Charger Enova All-40
Enova has a long line of chargers with 2, 4 and 8 channels. This review is about one of the 4 channel chargers. The charger can charge both LiIon and NiMH batteries and will show voltage on a display while charging. It has automatic current selection between 0.5A and 1A.
I got the charger without any box, only the charger, mains cable and car adapter. I got the manual in a email.
The user interface on the charger is only a display, there is no buttons to press.
The display shows the voltage on the cell and shows a animation when charging. The background light is on when the charger is powered.
Like many other chargers it is missing a dedicated battery full indicator, you have to look at the animation. It will stop with all blocks shown, when the battery is full.
These springs is used to select current, if they touch the slider 1A charge current is used, in all other cases 0.5A charge current is used.
This means that any xx650 battery will be charged at 1A, all other batteries at 0.5A
The battery slots are the usual construction and works fine, even though they do not have a metal rail.
It can handle batteries from 31.5mm to 71mm, 1A charging is activated at 65mm.
The charger can easily handle 70 mm long batteries including flat top cells.
The current is too high for 10440 cells.
Due to the small button top on C cells they have problems making connection.
- The charger will charge with full current from 0 volt.
- Above 2.2 volt charger assumes LiIon battery.
- Maximum voltage readout is 1.5 volt when charging NiMH.
- Maximum voltage readout is 4.2 volt when charging NiMH.
- Voltmeter shows within 0.1 volt.
- Voltmeter will freeze readings when charging stops.
- Charger will not restart if voltage drops.
- Charge will restart charging after power loss, or battery insertion.
- Current is selected with the spring in the back
- The background light stays on when the charger is powered.
- When not connected to power it will drain about 0.5mA from a LiIon battery and only 0.06mA from a NiMH battery.
The charger uses a simulated CC/CV charging, but with a fairly high termination current.
The charge voltage is also at the upper limit of the allowed range.
Channel #2 and #3 looks like channel #1.
This channel does go slightly above maximum allowed voltage and the termination current is slightly lower.
Again the charge voltage is at the upper limit or maybe a little bit above.
As expected the 3400mAh cell takes slightly longer to charge.
There is no problem charging my old IMR cell.
Or the 18350 cell.
Oops, here the high voltage did trigger the over voltage protection in the battery.
The charger uses same current with 4 cells as with a single cell.
The charger uses up to 1.9A from a 12V supply.
M1: 47,0°C, M2: 51,7°C, M3: 51,2°C, M4: 45,3°C, M5: 60,7°C, HS1: 82,3°C
The cells get fairly warm during charge.
M1: 45,7°C, M2: 49,4°C, M3: 48,9°C, M4: 43,7°C, M5: 52,9°C, M6: 55,3°C, HS1: 58,8°C
The charger is very fast to start, it only needs about 1 second.
After second charging it will do a voltage check, I wonder if this is used to check for LiIon/NiMH type cell.
During regular LiIon charger the voltage is checked each minute.
This charge looks good with a -dv/dt termination and as can be seen on the temperature the battery is full.
There is no trickle charge.
The other channels looks the same.
The XX and powerex is also terminated with -dv/dt.
The 0.5A current is fine for the AAA cell.
The charger is fairly slow to detect a full cell.

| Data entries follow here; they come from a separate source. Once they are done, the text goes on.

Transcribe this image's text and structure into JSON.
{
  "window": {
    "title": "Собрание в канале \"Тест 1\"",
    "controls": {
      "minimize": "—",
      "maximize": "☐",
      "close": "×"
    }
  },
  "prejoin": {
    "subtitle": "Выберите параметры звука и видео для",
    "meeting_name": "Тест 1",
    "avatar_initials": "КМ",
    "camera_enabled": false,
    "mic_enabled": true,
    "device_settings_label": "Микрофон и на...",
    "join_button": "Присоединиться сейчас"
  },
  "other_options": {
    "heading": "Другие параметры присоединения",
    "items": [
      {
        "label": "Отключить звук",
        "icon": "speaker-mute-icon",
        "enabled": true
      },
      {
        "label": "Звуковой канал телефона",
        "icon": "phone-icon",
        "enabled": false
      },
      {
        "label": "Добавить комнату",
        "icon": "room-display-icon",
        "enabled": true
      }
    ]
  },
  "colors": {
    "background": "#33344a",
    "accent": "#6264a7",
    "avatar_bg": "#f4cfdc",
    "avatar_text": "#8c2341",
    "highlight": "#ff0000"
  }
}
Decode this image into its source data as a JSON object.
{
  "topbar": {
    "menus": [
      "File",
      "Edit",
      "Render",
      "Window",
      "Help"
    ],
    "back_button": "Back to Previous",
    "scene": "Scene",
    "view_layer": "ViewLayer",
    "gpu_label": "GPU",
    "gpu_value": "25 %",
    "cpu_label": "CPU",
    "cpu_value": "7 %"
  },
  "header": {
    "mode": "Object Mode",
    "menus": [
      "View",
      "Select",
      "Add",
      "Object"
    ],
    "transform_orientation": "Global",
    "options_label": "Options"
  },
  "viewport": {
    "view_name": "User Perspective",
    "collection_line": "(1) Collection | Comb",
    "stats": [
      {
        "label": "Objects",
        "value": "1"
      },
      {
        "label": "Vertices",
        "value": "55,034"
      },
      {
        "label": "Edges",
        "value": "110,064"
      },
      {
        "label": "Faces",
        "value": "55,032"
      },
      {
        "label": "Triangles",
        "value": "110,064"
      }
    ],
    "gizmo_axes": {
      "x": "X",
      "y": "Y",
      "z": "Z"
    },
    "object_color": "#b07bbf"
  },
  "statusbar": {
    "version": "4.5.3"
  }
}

This will usual be the case with -dv/dt chargers.
Four batteries is charger at the same current and also with -dv/dt.
Note: The temperature track is not from the same battery as the voltage and current track.
It looks like the internal circuit switches mode at 150 minutes, but it does not affect the charging.
M1: 41,9°C, M2: 52,2°C, M3: 46,4°C, M4: 40,7°C, M5: 43,7°C, HS1: 87,9°C
It looks like most of the heat goes to the battery with M2 on it.
NiMH is also started in about 1 second.
Here the measuring pulses are much more frequent.
LiIon & NiMH mixed charge
There is no problem mixing NiMH and LiIon batteries in the charger.
Testing the mains input with 2500 volt and 5000 volt between mains and low volt side, did not show any safety problems.
The charger does a acceptable job for LiIon, but I would have like the voltage to be a bit lower.
With NiMH it does a good job, with a nice -dv/dt termination and no trickle current.
Generally the temperature is on the high side when charging 4 batteries.
The automatic current selection makes it easy to use the charger for many battery sizes and it will charger 18650 cells with a decent speed.
The charger was supplied by Enova for a review.
Here is an explanation on how I did the above charge curves: How do I test a charger